Has your pet been diagnosed with cancer? One in four dogs and one in five cats will develop cancer in their lifetimes. Experts say that the number of pet cancer cases is rising, as advances in veterinary medicine are increasing the lifespans of our companion animals.
Here are a few important facts about cancer for all pet owners.
Common symptoms of cancer in pets
Abnormal lumps or swollen areas
Sores that do not heal
Difficulty breathing or eliminating
Most common pet cancers
Mammary gland tumors. These are more common in dogs than cats.
Skin tumors. Tumors in cats tend to be more malignant than in dogs; some canine tumors can be benign.
Head and neck cancer. Especially common in the mouth and nose.
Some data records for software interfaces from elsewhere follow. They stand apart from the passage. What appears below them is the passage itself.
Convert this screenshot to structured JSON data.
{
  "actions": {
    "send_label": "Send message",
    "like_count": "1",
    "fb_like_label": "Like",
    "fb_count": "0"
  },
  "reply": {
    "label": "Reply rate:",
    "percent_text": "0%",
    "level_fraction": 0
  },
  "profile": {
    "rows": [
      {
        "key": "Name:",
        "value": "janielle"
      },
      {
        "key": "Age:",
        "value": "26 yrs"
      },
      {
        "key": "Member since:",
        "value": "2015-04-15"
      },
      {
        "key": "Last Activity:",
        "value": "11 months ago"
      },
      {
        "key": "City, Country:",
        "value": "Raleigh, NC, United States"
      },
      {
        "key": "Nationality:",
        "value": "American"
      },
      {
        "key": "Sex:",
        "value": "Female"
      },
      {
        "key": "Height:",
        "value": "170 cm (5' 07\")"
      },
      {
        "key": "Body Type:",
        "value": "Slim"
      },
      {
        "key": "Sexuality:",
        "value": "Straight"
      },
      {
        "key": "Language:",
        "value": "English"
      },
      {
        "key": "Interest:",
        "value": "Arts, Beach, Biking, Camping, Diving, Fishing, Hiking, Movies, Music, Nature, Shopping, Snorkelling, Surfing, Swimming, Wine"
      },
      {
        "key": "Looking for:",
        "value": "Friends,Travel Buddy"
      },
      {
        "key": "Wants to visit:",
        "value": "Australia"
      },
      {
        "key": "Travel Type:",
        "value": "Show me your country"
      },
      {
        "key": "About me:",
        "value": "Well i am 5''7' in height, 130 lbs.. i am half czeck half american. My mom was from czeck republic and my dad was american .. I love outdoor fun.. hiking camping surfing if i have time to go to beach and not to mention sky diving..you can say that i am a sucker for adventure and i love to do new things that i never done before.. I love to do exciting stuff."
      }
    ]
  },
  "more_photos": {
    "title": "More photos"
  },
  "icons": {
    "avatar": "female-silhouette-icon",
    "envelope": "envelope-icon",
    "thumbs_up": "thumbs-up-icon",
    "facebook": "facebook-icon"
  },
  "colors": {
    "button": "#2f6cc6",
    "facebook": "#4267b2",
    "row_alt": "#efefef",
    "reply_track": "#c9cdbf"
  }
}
Lymphoma. A common cancer in both dogs and cats. Lymphoma in cats is linked to second-hand smoke exposure.
Bone cancer. Older, large breed dogs are especially at risk.
Pet cancer prevention tips
Spay and neuter your pet. This greatly reduces the risk of cancer in the mammary glands and sex organs.
Keep your pet at a healthy weight. Obesity can cause many health problems, including cancer.
Make sure your pet gets plenty of exercise.
Brush your pet’s teeth and visit the vet for regular oral exams.
Keep pets, especially those with white fur, out of the sun to avoid the risk of skin cancer.
Wishing all of our friends a Happy Thanksgiving! We’d like to extend a special thanks to our partners at the Petco Foundation and Blue Buffalo for their generous grant to FACE’s Save-A-Life Program pet cancer fund. Cute little Chaquita is just one of the recipients of this grant. She received assistance in October and is doing well. Check our Facebook page in the coming weeks to see more cancer fund recipients.
To say that Madisyn Bonestell is a partner of the FACE Foundation is an understatement! Currently the Client Care Lead at San Diego’s Veterinary Specialty Hospital, Madisyn is a long-term member of the FACE family, having interned with us for six months prior to joining the staff at VSH. Madisyn has a unique perspective on the work that FACE does in collaboration with our veterinary partners to help save the lives of pets in need of urgent medical care.
“I know most of the people at FACE very well,” she says. “They are all so helpful and truly care about the pets.” Madisyn’s experience working with both FACE and VSH has been invaluable. She knows that a FACE grant means a second chance at life. “FACE is all about the animals and giving owners more time with their beloved pets,” say Madisyn. Her career at VSH has given her the pleasure of witnessing medical miracles firsthand. “It’s amazing watching pets walk out of here and going on to live a full life with their loving owners,” she says.
Madisyn’s most memorable FACE case at the hospital has been Loki. Many of our friends will remember sweet Loki and her loving family. Loki was able to have life-saving back surgery with the help of FACE. She and her family became great advocates for our work. Loki unfortunately developed cancer and was again helped by a FACE grant before passing away. “I enjoyed being a part of Loki’s second and third chance at life,” says Madisyn.
When not working at VSH, Madisyn enjoys spending time with her dog Jacob, reading, and hanging out with her friends. A true San Diegan, Madisyn loves going to the beach and experiencing all the fun things the city has to offer. FACE thanks Madisyn and everyone at VSH for all that they do to help save the lives of pets in need!